An Orange County man who posed as a successful sporting goods entrepreneur has been sentenced to 27 years in federal prison after admitting to a complex fraud that prosecutors said cost more than 2,000 investors $55 million.
Before his arrest in 2005, Colin Nathanson was president of Giant Golf Co., also known as Play Big Enterprises Inc., which marketed golf clubs and accessories. He pleaded guilty last year to mail fraud and was sentenced Tuesday by U.S. District Judge Cormac Carney in Santa Ana.
In admissions to the court, Nathanson acknowledged that he misled investors in his Nathanson Investment Trust into thinking they were buying ownership in a privately held Internet-based company.
Prosecutors said he represented that the company was about to conduct an initial public offering, then changed the pitch and claimed instead that it was in merger talks with a large public company.
In fact, Nathanson admitted, the private Internet company was fictitious and he used investors' money to keep his money-losing golf companies going and to pay for personal extravagances, including gambling expenses and payments for three houses.
In addition to the Nathanson Investment Trust scheme, which cost investors $28.4 million, Assistant U.S. Atty. Robert J. Keenan said, Nathanson also admitted to fraudulently inducing investments in various other projects, including an Internet-based casino, based on false claims that the investments paid 2% to 5% per month.
The Securities and Exchange Commission had his assets frozen in 2004, but by then the vast majority of the investors' funds had disappeared.
Nathanson, 62, who lived in Coto de Caza before his arrest, was the subject of cease-and-desist orders issued by state securities regulators in California in 1994, Ohio in 2002 and North Dakota in 2004. His scams cost victims a total of about $55 million, Keenan said.
Prosecutors told Carney the minimum sentence under federal advisory guidelines was about 24 years; Nathanson's attorney from the federal public defender's office argued that such a penalty was excessive and said five or 10 years was appropriate.
In handing down the 27-year sentence, the judge said that it was in the middle of the range suggested by the sentencing guidelines and that the victims of the financial crime had been seriously harmed.
Carney has a reputation for giving tough sentences to white-collar criminals. Three years ago, he sentenced Orange County money manager James P. Lewis Jr. to 30 years in prison for swindling 1,600 investors out of $156 million in a Ponzi scheme so calculated and long-running that the judge called it a "crime against humanity."
Last year, Carney rejected a plea agreement between Broadcom Corp. co-founder Henry Samueli and prosecutors that would have given the Orange County billionaire, who owns the Anaheim Ducks, probation for lying to the SEC about his alleged role in the backdating of stock options issued by the Irvine computer chip company.

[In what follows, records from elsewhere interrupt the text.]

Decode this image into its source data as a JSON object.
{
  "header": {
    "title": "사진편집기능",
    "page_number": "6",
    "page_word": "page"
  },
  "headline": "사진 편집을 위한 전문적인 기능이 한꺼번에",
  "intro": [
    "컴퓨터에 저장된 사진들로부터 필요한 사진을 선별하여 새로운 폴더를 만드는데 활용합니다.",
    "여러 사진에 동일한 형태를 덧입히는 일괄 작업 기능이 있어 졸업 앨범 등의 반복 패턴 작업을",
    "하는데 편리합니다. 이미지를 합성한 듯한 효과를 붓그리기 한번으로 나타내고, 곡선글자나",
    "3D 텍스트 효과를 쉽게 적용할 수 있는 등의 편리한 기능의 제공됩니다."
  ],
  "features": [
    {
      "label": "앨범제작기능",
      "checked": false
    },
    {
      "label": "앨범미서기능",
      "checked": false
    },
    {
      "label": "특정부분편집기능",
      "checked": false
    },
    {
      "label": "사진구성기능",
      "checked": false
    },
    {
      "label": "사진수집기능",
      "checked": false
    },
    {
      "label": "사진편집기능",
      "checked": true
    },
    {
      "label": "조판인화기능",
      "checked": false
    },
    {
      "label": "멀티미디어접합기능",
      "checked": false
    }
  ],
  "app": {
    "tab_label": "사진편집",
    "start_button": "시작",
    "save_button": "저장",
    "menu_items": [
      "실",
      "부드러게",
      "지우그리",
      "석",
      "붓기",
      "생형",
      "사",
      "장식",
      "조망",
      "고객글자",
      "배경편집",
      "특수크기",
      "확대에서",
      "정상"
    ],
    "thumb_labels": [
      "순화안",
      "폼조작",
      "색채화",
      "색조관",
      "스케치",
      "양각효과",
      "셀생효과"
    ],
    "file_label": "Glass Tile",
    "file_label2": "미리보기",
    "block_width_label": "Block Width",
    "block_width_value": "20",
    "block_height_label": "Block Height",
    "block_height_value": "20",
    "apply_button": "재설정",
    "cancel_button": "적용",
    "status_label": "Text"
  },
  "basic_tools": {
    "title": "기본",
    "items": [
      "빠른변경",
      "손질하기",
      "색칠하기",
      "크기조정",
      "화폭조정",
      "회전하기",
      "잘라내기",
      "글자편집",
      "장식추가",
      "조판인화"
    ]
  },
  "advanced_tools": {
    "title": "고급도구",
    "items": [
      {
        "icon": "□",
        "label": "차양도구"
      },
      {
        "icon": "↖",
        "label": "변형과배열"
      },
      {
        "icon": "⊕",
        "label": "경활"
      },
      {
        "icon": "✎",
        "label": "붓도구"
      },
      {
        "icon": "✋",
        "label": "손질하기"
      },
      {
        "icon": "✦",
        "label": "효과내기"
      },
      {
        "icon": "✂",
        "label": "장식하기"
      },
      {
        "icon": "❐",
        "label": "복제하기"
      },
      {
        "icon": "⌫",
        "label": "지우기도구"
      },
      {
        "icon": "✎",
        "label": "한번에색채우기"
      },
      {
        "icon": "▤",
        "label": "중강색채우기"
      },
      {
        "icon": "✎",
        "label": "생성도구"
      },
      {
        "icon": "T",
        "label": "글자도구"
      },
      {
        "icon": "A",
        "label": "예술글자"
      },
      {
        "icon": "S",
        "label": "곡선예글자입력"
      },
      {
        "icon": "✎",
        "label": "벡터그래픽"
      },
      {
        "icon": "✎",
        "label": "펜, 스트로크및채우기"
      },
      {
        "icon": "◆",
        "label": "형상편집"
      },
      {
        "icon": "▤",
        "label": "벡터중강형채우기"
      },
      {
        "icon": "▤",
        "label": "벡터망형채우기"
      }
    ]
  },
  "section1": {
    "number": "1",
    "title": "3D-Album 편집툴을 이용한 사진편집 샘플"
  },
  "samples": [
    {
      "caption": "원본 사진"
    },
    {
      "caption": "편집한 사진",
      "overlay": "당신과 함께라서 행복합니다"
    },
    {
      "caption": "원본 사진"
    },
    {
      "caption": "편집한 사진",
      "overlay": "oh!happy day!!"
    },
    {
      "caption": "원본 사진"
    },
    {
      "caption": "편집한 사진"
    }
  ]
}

Broadcom's other founder, Henry T. Nicholas III, and former Chief Financial Officer William J. Ruehle have pleaded not guilty in the case. Carney said he wanted to see how the evidence played out in their cases before deciding whether Samueli should escape time behind bars.